* **AIM OF THE TASK**: Where a line of the records holds the string "connecter", copy that line.

EXTRACTED RECORDS Start Marker

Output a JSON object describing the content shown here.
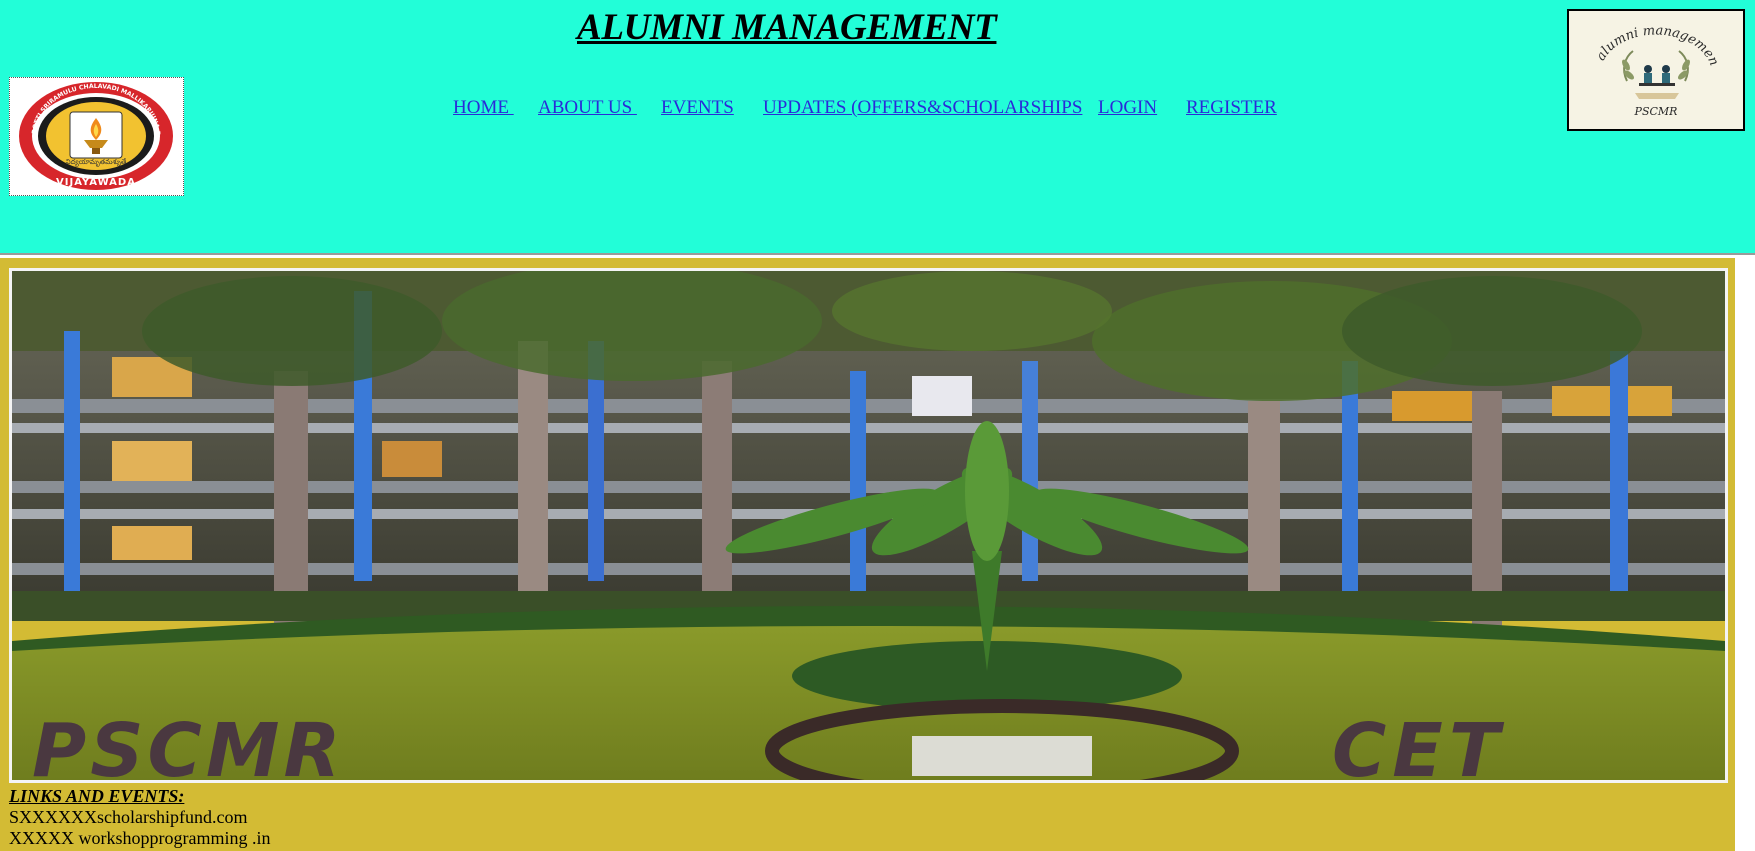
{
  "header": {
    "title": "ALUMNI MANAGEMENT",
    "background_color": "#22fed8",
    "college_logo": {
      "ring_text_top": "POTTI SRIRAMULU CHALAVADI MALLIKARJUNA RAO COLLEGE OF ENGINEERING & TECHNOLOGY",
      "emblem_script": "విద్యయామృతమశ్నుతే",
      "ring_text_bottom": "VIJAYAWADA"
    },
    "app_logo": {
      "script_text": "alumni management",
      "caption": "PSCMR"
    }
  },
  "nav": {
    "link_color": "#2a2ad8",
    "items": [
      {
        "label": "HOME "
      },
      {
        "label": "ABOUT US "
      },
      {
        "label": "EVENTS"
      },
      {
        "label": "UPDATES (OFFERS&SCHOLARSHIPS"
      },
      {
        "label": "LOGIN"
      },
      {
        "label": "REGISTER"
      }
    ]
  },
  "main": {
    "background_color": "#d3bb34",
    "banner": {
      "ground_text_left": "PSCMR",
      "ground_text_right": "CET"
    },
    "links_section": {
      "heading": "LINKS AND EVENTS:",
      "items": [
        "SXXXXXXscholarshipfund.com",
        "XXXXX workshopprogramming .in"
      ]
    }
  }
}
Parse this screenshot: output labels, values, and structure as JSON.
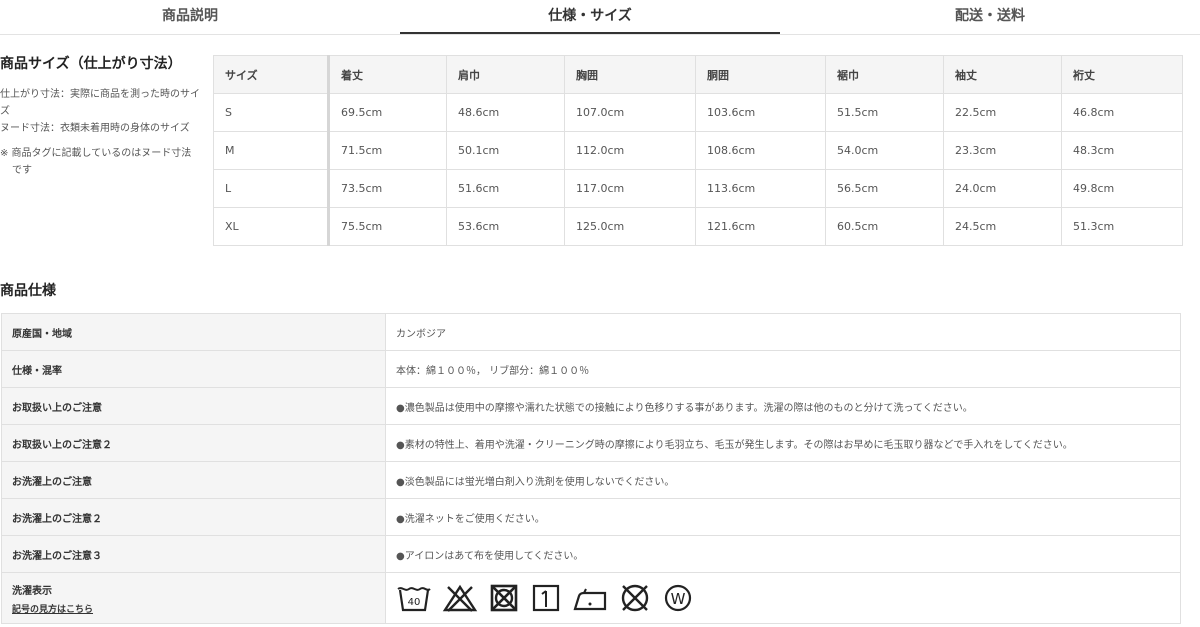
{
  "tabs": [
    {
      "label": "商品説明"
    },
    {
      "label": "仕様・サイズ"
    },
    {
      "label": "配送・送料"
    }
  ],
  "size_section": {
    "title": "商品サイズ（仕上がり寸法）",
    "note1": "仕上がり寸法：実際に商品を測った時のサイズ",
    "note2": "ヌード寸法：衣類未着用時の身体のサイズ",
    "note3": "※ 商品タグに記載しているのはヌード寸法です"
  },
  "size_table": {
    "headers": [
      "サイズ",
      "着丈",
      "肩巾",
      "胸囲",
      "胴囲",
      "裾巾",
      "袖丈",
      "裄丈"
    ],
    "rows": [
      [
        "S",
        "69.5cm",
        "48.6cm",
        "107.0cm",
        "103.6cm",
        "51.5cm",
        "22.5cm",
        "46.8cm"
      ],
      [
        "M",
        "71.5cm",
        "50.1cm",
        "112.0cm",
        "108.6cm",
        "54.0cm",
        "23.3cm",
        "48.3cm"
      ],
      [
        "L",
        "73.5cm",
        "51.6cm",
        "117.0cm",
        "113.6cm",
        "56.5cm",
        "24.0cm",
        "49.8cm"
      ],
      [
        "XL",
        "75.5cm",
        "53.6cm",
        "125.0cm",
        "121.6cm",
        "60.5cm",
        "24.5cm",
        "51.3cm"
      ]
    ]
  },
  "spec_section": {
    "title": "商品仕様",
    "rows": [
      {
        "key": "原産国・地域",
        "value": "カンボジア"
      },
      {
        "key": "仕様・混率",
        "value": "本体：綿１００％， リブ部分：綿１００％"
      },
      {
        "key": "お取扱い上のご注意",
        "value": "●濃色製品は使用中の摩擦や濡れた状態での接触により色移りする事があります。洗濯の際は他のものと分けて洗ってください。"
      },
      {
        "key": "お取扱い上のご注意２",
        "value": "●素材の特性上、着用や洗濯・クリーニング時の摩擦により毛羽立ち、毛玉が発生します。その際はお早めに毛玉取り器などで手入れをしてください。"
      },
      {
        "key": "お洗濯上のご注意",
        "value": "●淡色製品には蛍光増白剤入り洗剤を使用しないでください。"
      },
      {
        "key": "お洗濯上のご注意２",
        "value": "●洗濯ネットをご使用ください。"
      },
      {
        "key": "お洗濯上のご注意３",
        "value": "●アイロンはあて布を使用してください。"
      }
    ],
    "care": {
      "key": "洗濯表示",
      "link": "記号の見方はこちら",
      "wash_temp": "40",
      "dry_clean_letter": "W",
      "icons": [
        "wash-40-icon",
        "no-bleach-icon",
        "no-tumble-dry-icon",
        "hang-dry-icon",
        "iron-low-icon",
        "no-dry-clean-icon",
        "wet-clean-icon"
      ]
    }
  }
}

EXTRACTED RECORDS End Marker
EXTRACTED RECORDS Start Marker

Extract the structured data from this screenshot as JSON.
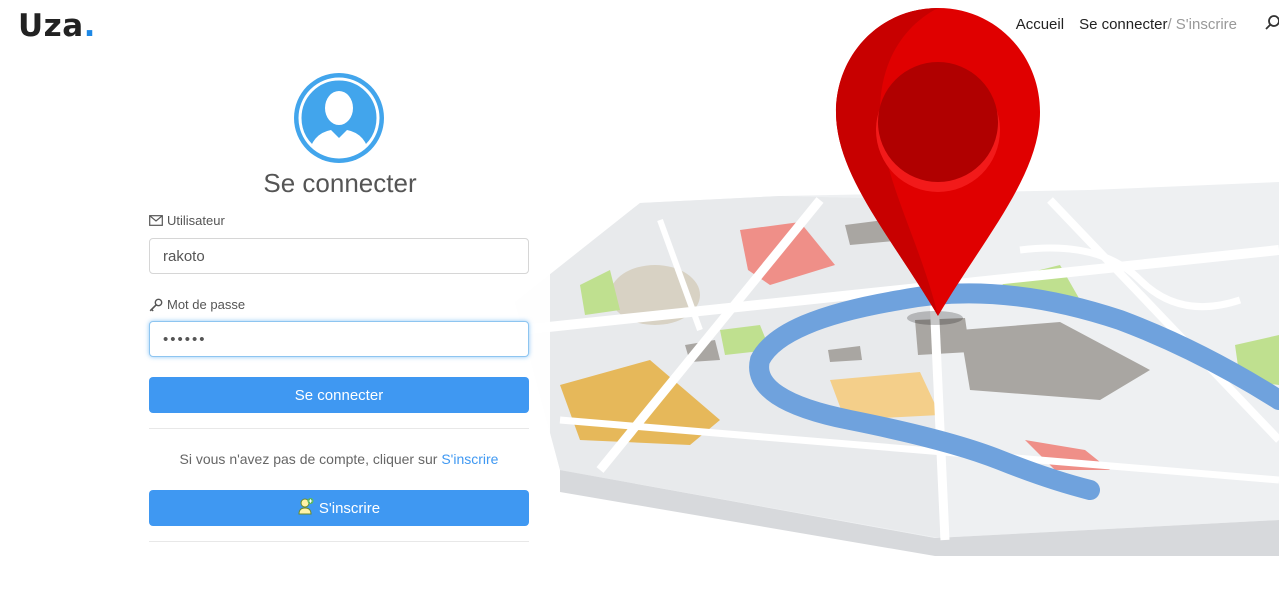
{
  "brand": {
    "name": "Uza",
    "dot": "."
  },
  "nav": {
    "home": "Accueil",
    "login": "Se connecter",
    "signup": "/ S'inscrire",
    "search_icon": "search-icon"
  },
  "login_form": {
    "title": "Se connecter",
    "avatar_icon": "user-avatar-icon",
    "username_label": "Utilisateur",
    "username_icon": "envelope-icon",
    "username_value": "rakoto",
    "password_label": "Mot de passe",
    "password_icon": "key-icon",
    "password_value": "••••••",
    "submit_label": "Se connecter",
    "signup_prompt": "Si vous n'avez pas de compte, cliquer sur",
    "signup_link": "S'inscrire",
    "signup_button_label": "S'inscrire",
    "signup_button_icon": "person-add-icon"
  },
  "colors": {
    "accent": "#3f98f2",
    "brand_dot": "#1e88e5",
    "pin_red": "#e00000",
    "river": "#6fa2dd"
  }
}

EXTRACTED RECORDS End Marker

* **TASK SOLUTION**:
    "login": "Se connecter",
    "title": "Se connecter",
    "submit_label": "Se connecter",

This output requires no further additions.